**Task requirements**
Could you please return each line of the data that has the word "timer"?

**Material for the task**
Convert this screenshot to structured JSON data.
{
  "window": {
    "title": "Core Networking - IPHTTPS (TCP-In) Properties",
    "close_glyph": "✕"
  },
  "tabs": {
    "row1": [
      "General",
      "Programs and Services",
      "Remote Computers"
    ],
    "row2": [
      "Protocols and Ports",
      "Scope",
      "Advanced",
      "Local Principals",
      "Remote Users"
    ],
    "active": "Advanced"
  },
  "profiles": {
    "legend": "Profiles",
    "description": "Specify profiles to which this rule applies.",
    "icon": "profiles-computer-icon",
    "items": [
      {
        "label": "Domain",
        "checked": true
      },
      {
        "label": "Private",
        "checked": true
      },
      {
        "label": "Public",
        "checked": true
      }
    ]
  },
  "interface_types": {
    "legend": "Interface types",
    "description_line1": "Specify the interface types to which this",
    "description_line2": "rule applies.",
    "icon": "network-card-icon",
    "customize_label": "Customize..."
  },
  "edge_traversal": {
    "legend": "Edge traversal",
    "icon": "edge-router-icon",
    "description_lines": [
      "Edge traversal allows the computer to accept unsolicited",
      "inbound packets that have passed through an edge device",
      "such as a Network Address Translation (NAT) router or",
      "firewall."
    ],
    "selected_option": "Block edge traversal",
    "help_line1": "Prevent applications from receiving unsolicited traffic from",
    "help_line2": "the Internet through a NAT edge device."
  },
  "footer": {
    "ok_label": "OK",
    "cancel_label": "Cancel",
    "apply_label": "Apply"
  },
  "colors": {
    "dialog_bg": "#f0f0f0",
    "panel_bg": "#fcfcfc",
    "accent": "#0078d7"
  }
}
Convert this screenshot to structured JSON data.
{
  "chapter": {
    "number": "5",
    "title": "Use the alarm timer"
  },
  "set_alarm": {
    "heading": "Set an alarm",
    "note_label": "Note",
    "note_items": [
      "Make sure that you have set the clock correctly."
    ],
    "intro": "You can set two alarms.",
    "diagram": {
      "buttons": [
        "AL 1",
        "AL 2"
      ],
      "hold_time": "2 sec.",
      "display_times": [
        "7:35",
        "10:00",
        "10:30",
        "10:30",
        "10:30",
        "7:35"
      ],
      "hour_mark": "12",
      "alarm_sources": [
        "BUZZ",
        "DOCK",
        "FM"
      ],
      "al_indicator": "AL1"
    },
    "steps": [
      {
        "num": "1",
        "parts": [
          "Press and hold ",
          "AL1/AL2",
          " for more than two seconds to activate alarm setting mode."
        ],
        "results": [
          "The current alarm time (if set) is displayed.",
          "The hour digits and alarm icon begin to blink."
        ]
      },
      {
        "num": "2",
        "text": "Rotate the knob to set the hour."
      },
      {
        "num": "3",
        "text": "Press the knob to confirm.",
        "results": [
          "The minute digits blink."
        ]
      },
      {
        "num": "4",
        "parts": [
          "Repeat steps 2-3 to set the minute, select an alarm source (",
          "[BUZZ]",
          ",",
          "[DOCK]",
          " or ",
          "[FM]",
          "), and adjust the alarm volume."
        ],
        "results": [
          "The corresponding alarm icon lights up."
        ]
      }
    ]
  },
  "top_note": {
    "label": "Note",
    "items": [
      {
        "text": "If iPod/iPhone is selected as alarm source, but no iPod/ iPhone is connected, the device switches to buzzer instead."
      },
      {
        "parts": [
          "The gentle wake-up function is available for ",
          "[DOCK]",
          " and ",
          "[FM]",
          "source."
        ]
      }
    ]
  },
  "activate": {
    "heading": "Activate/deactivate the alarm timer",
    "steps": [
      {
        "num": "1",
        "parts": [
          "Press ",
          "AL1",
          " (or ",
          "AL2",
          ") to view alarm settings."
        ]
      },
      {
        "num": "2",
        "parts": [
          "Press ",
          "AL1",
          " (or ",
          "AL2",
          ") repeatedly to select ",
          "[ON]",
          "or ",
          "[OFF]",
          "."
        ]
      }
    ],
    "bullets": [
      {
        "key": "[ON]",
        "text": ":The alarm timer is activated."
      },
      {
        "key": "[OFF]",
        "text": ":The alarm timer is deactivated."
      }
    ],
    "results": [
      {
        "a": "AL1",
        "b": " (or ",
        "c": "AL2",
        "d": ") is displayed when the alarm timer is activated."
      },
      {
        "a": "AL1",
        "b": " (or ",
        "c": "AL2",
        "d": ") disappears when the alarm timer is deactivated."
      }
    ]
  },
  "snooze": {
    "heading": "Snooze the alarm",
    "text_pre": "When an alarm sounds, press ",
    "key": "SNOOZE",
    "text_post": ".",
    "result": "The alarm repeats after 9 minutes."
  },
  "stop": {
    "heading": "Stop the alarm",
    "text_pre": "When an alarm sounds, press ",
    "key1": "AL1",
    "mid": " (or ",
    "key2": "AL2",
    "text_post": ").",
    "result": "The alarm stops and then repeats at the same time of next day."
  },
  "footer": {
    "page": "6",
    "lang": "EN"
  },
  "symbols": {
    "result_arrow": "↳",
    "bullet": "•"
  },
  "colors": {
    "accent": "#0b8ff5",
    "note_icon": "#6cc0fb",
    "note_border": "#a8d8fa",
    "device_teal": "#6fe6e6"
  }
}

**Written solution**
    "title": "Use the alarm timer"
    "heading": "Activate/deactivate the alarm timer",
        "text": ":The alarm timer is activated."
        "text": ":The alarm timer is deactivated."
        "d": ") is displayed when the alarm timer is activated."
        "d": ") disappears when the alarm timer is deactivated."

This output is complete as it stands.